In the Greek translation of the Old Testament (the Septuagint), in Daniel 1:20; 2:2, 2:10, 2:27; 4:4; 5:7, 5:11, 5:15), magus is usually translated “magician.” This is pejorative as well, since Jewish law forbade sorcery of any kind.

The New Testament (Acts of the Apostles 8:9; 13:6, 8) also translates magus as “magician,” except in this Sunday’s text from Matthew, where it is transliterated “Magi” or translated “wise men.” This is an odd choice based more on legends than linguistics. Interesting though: Justin, Origen, Augustine and Jerome all translated it “magician,” even in Matthew.

Consider reading it like this: “In the time of King Herod, after Jesus was born in Bethlehem of Judea, magicians from the East came to Jerusalem, asking, ‘Where is the child who has been born king of the Jews?”

The Magi were pagans. These pagans were interested in Jesus. There is great symbolism here. Pagans today are interested in Jesus is well, they just seem disillusioned with the church. Instead of seeing those who are disillusioned with the church as enemies, what might it look like to honor the spiritual hunger they have, and the righteous indignation they have when religious communities are more self-focused and other-focused? How might we welcome them to the manger?

Finally, there are also power themes in this text. Herod is afraid to lose his tenuous grasp on power, a power he has only at the will of the Empire. He will stop at nothing to keep that power.

We have here a continuation of the paradoxes, opposites we heard in the Christmas story.

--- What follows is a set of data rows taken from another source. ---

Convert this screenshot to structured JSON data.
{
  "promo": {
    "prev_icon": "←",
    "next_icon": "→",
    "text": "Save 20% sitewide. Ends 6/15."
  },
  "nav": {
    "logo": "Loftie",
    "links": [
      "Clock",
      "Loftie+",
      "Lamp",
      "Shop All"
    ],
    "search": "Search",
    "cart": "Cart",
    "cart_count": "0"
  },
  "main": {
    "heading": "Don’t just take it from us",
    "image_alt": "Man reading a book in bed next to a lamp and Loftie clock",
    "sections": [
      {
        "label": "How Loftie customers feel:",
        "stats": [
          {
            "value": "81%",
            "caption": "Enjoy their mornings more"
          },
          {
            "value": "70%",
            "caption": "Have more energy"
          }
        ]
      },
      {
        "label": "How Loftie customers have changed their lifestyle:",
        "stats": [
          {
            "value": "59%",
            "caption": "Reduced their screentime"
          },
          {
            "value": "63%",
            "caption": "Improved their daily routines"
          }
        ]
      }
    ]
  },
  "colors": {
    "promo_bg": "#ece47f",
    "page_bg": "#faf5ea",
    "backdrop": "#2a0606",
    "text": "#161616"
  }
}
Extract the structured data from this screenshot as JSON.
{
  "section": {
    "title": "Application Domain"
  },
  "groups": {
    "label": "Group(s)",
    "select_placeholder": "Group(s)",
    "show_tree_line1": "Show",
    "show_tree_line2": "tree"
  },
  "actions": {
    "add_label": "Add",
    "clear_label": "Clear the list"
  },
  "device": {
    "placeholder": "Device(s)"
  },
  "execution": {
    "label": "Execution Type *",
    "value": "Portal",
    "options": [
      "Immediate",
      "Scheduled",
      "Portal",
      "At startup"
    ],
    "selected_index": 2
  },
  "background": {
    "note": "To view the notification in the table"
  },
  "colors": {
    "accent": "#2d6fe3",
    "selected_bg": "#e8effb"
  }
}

Angels vs. shepherds, the mighty vs. the humble, the first vs. the least city of Judah, kings vs. animals, an inn vs. a stable, mortality versus the infinite. Here we have the ruthless power and scheming of a king who will stop at nothing, versus the innocence, vulnerability and faith of a child who welcomes all, even magicians. “The difference between Herod’s rule and the one to be born in Bethlehem could not be more stark,” says Stanley Hauerwas in Matthew (Brazos Theological Commentary on the Bible).

If you go with this approach, consider substituting Revelation 12:1-6 as the epistle reading. Some associate Herod with this text.

A great portent appeared in heaven: a woman clothed with the sun, with the moon under her feet, and on her head a crown of twelve stars. She was pregnant and was crying out in birth pangs, in the agony of giving birth. Then another portent appeared in heaven: a great red dragon, with seven heads and ten horns, and seven diadems on his heads. His tail swept down a third of the stars of heaven and threw them to the earth. Then the dragon stood before the woman who was about to bear a child, so that he might devour her child as soon as it was born. And she gave birth to a son, a male child, who is to rule all the nations with a rod of iron. (Rev. 12:1-4)

A woman, clothed with the sun, moon under her feet, crown of stars, bears a child to rule the nations. Mary. Then a red, seven-headed dragon wants to devour the child. Herod? Or Rome (city of seven hills)?  Herod is certainly Rome’s functionary. Sadly, this text never gets read in Lutheran churches. Using it allows you to use an unused text, gives you an opportunity to teach people how to read John’s Revelation, and helps you clarify the power dynamics in this text.

Perhaps this is a time to talk about our relationship to civil authority, or to the power structures of the day. A few years ago, 132 children were executed at a school in Peshawar Pakistan. Herod’s execution order does not sound so far-fetched. It still happens today. In our own country, there have been hundreds of school shootings since 20 children were killed at Sandy Hook Elementary. Perhaps this is a Sunday to pray for children everywhere. Children trafficked. Children in danger. Children and their families running for their lives. Refugees, most of whom are children. 

The night is still dark

The night is still dark
And a procession of Herods still terrorize the earth
Killing the children to stay in power
The world still knows its Herods
And the world still knows those persons
Wise enough
To follow a star
Those who do not consider themselves
Too intelligent
Too powerful
Too wealthy
To kneel to a child…

by Ann Weems